Icke emphasises the role of chance in proceedings. There are a number of Sliding Doors moments in which time bends briefly allowing us to glimpse the way things might have played out if only that letter had been delivered, or that thumb never been bitten. But this is a device that remains teasingly underdeveloped.
The production contains plenty of visual wit and invention but it never quite coheres into a recognisable world. The performances help ground it. Catrin Stewart’s Juliet sits precariously on the cusp between girlhood and womanhood. She can’t help but revel in the drama of her plight – she glitters with pleasure when Romeo clambers in her room and, later, her eyes fill with a similar glitter when she clasps the dagger she keeps under her pillow.
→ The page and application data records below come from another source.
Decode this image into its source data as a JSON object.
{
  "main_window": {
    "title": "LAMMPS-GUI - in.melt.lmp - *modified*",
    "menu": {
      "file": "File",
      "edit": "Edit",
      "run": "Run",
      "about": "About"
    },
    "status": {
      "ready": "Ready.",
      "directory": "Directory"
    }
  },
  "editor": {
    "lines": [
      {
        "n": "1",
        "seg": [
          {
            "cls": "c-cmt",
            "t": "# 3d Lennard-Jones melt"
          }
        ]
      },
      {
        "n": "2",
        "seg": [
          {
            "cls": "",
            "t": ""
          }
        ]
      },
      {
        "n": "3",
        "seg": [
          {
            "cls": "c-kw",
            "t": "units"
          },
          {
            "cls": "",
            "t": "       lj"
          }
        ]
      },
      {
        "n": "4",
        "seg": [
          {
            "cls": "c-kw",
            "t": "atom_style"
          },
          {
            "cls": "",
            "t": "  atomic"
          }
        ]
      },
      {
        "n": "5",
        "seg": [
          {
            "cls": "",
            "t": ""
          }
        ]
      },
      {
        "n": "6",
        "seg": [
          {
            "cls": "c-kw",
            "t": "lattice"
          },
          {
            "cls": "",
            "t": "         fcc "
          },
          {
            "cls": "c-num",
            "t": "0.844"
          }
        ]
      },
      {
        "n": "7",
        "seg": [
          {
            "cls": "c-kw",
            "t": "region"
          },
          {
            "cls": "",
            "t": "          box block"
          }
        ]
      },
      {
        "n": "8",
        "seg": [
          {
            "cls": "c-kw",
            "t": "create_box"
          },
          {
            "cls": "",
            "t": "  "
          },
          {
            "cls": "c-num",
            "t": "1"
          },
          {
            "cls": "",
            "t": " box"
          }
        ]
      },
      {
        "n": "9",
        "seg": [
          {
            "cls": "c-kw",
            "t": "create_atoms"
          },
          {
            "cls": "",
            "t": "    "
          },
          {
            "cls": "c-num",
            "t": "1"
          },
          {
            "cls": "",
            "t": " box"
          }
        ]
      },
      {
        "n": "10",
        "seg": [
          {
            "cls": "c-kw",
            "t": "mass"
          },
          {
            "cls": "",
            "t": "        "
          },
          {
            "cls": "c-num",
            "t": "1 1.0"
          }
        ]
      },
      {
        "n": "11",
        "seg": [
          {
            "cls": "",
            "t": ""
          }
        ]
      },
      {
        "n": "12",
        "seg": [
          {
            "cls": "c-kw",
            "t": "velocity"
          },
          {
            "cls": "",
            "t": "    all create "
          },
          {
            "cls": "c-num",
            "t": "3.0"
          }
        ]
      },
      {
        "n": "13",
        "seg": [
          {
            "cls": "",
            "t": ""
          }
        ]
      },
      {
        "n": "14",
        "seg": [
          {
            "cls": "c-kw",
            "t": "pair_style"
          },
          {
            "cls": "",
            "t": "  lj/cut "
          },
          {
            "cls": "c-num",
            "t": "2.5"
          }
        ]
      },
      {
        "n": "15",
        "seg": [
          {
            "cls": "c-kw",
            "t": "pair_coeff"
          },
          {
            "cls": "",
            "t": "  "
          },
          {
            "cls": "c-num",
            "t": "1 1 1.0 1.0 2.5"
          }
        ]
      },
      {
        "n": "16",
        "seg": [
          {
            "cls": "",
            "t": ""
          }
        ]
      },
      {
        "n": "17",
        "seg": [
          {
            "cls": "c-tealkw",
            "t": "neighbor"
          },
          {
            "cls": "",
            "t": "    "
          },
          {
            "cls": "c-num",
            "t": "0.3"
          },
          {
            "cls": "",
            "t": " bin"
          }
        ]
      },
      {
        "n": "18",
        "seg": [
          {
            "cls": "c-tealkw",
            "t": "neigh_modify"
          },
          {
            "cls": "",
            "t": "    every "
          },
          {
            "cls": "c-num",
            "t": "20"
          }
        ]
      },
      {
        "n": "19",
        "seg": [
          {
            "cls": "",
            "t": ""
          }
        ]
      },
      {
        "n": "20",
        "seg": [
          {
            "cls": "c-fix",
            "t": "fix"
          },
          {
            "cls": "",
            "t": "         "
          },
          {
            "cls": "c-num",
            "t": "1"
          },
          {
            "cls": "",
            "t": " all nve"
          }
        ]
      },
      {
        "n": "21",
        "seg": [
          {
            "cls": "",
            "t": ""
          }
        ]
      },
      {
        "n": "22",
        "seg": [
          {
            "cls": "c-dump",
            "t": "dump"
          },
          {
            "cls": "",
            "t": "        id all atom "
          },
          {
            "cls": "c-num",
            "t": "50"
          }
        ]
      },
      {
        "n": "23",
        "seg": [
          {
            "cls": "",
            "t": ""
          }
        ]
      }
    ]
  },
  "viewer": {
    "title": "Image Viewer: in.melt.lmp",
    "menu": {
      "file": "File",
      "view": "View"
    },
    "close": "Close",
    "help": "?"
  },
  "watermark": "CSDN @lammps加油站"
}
Daniel Boyd’s Romeo is only a shade more grown up, playing a game that becomes all too serious all too quickly. But though they’re individually strong performances the chemistry between them is sometimes lacking.
Tom Mothersdale’s Mercutio is all thrust and jest, skinny jeans and Shoreditch swagger, playing pranks right up until they spot the bloom of blood upon his shirt. Though it makes a few awkward tonal lurches, the production has an appealing freshness and accessibility, and is tautly paced and compelling.